** Task to carry out **
Write out every line from the listing below where the string "JSON" is found.

· · ·

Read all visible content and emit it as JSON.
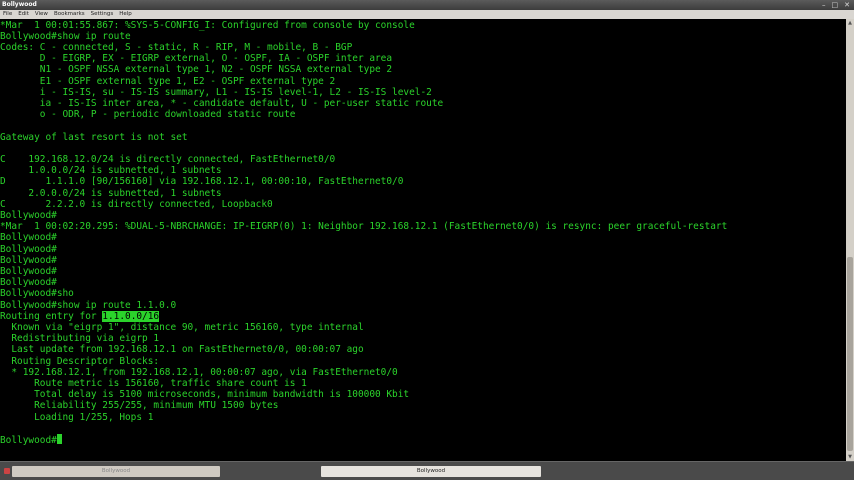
{
  "window": {
    "title": "Bollywood",
    "controls": [
      "minimize-icon",
      "maximize-icon",
      "close-icon"
    ]
  },
  "menu": [
    "File",
    "Edit",
    "View",
    "Bookmarks",
    "Settings",
    "Help"
  ],
  "terminal": {
    "lines": [
      "*Mar  1 00:01:55.867: %SYS-5-CONFIG_I: Configured from console by console",
      "Bollywood#show ip route",
      "Codes: C - connected, S - static, R - RIP, M - mobile, B - BGP",
      "       D - EIGRP, EX - EIGRP external, O - OSPF, IA - OSPF inter area",
      "       N1 - OSPF NSSA external type 1, N2 - OSPF NSSA external type 2",
      "       E1 - OSPF external type 1, E2 - OSPF external type 2",
      "       i - IS-IS, su - IS-IS summary, L1 - IS-IS level-1, L2 - IS-IS level-2",
      "       ia - IS-IS inter area, * - candidate default, U - per-user static route",
      "       o - ODR, P - periodic downloaded static route",
      "",
      "Gateway of last resort is not set",
      "",
      "C    192.168.12.0/24 is directly connected, FastEthernet0/0",
      "     1.0.0.0/24 is subnetted, 1 subnets",
      "D       1.1.1.0 [90/156160] via 192.168.12.1, 00:00:10, FastEthernet0/0",
      "     2.0.0.0/24 is subnetted, 1 subnets",
      "C       2.2.2.0 is directly connected, Loopback0",
      "Bollywood#",
      "*Mar  1 00:02:20.295: %DUAL-5-NBRCHANGE: IP-EIGRP(0) 1: Neighbor 192.168.12.1 (FastEthernet0/0) is resync: peer graceful-restart",
      "Bollywood#",
      "Bollywood#",
      "Bollywood#",
      "Bollywood#",
      "Bollywood#",
      "Bollywood#sho",
      "Bollywood#show ip route 1.1.0.0",
      "__ROUTING_ENTRY__",
      "  Known via \"eigrp 1\", distance 90, metric 156160, type internal",
      "  Redistributing via eigrp 1",
      "  Last update from 192.168.12.1 on FastEthernet0/0, 00:00:07 ago",
      "  Routing Descriptor Blocks:",
      "  * 192.168.12.1, from 192.168.12.1, 00:00:07 ago, via FastEthernet0/0",
      "      Route metric is 156160, traffic share count is 1",
      "      Total delay is 5100 microseconds, minimum bandwidth is 100000 Kbit",
      "      Reliability 255/255, minimum MTU 1500 bytes",
      "      Loading 1/255, Hops 1",
      "",
      "__PROMPT__"
    ],
    "routing_entry_prefix": "Routing entry for ",
    "routing_entry_highlight": "1.1.0.0/16",
    "prompt": "Bollywood#",
    "text_color": "#2bd32b",
    "background": "#000000"
  },
  "taskbar": {
    "tasks": [
      "Bollywood",
      "Bollywood"
    ]
  }
}
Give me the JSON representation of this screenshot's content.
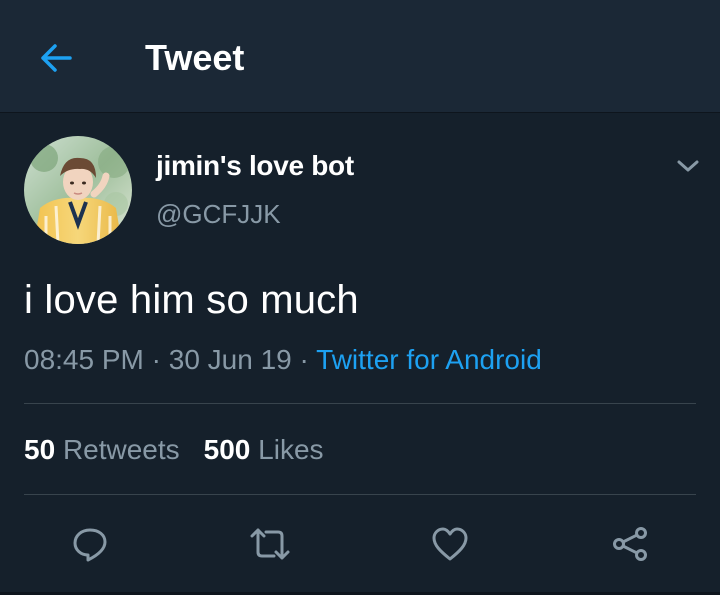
{
  "header": {
    "title": "Tweet",
    "back_icon": "arrow-left-icon"
  },
  "tweet": {
    "display_name": "jimin's love bot",
    "handle": "@GCFJJK",
    "text": "i love him so much",
    "time": "08:45 PM",
    "date": "30 Jun 19",
    "separator": " · ",
    "source": "Twitter for Android",
    "caret_icon": "chevron-down-icon"
  },
  "stats": {
    "retweets_count": "50",
    "retweets_label": "Retweets",
    "likes_count": "500",
    "likes_label": "Likes"
  },
  "actions": {
    "reply_icon": "reply-icon",
    "retweet_icon": "retweet-icon",
    "like_icon": "heart-icon",
    "share_icon": "share-icon"
  },
  "colors": {
    "background": "#15202b",
    "header_background": "#1b2836",
    "accent": "#1da1f2",
    "secondary_text": "#8899a6",
    "divider": "#38444d"
  }
}
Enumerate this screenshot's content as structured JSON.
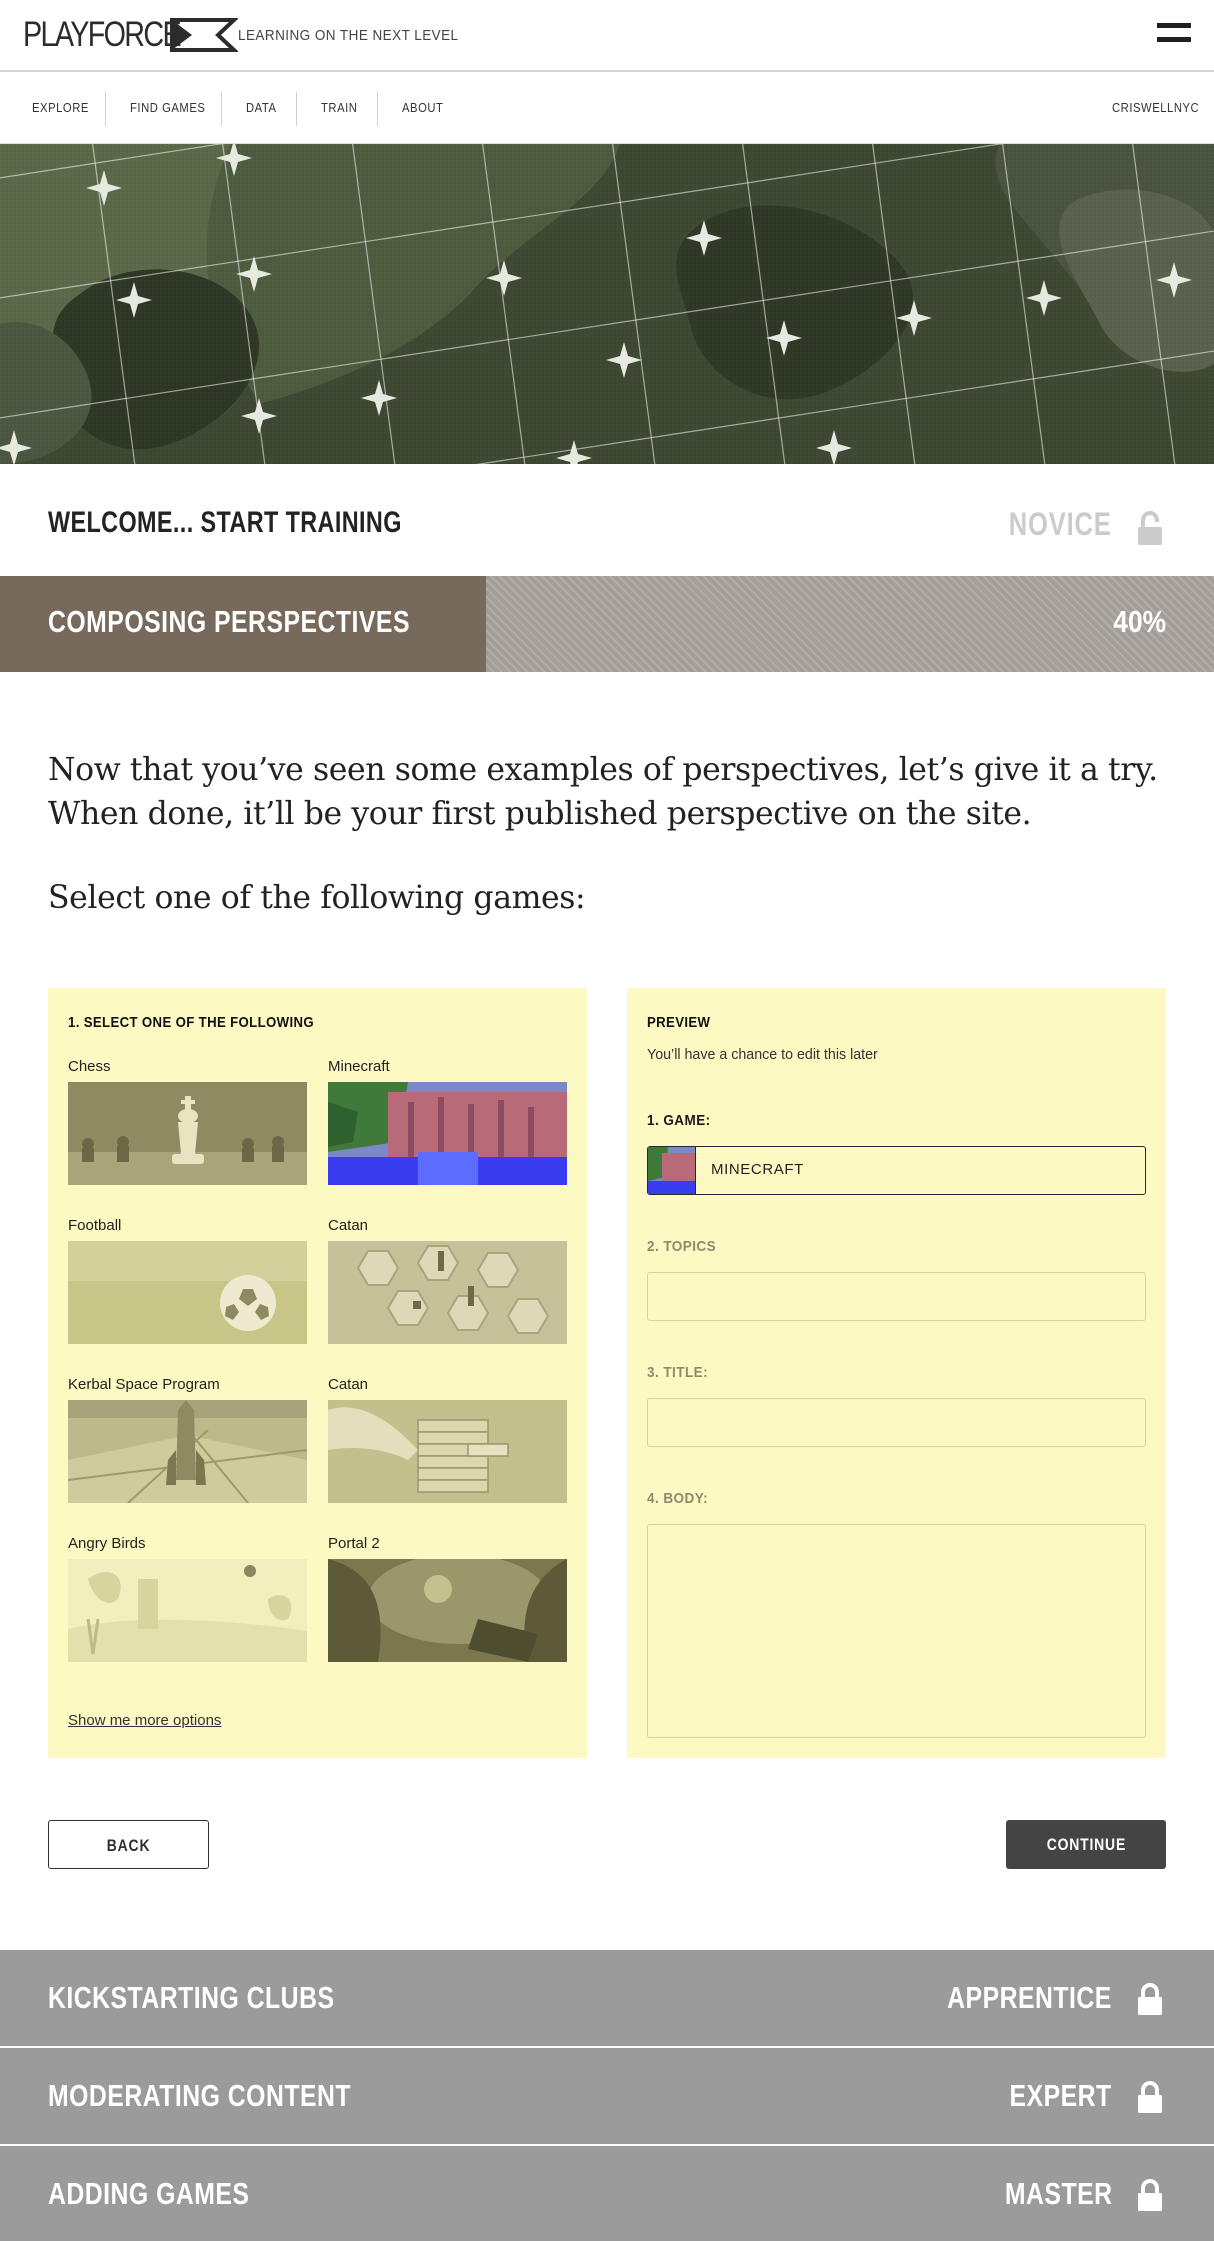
{
  "header": {
    "logo_text": "PLAYFORCE",
    "tagline": "LEARNING ON THE NEXT LEVEL",
    "menu_icon": "hamburger-menu-icon"
  },
  "nav": {
    "items": [
      {
        "label": "EXPLORE"
      },
      {
        "label": "FIND GAMES"
      },
      {
        "label": "DATA"
      },
      {
        "label": "TRAIN"
      },
      {
        "label": "ABOUT"
      }
    ],
    "user": "CRISWELLNYC"
  },
  "welcome": {
    "title": "WELCOME... START TRAINING",
    "rank": "NOVICE",
    "rank_icon": "unlocked-padlock-icon"
  },
  "progress": {
    "title": "COMPOSING PERSPECTIVES",
    "percent_label": "40%",
    "value": 0.4
  },
  "intro": {
    "text": "Now that you’ve seen some examples of perspectives, let’s give it a try. When done, it’ll be your first published perspective on the site.",
    "prompt": "Select one of the following games:"
  },
  "select_panel": {
    "heading": "1. SELECT ONE OF THE FOLLOWING",
    "games": [
      {
        "label": "Chess"
      },
      {
        "label": "Minecraft"
      },
      {
        "label": "Football"
      },
      {
        "label": "Catan"
      },
      {
        "label": "Kerbal Space Program"
      },
      {
        "label": "Catan"
      },
      {
        "label": "Angry Birds"
      },
      {
        "label": "Portal 2"
      }
    ],
    "more_link": "Show me more options"
  },
  "preview_panel": {
    "heading": "PREVIEW",
    "subtitle": "You’ll have a chance to edit this later",
    "game_label": "1. GAME:",
    "game_value": "MINECRAFT",
    "topics_label": "2. TOPICS",
    "title_label": "3. TITLE:",
    "body_label": "4. BODY:",
    "active_label_color": "#1a1a1a",
    "inactive_label_color": "#8f8a6b"
  },
  "actions": {
    "back": "BACK",
    "continue": "CONTINUE"
  },
  "locked_levels": [
    {
      "title": "KICKSTARTING CLUBS",
      "rank": "APPRENTICE",
      "icon": "locked-padlock-icon"
    },
    {
      "title": "MODERATING CONTENT",
      "rank": "EXPERT",
      "icon": "locked-padlock-icon"
    },
    {
      "title": "ADDING GAMES",
      "rank": "MASTER",
      "icon": "locked-padlock-icon"
    }
  ],
  "colors": {
    "panel_bg": "#fdf9c3",
    "progress_fill": "#77695b",
    "progress_track": "#a39d98",
    "locked_level_bg": "#9b9b9b",
    "continue_bg": "#444444"
  }
}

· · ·

** Result of this exercise **
Read all visible content and emit it as JSON.
Give me the JSON representation of this screenshot's content.
Enumerate this screenshot's content as structured JSON.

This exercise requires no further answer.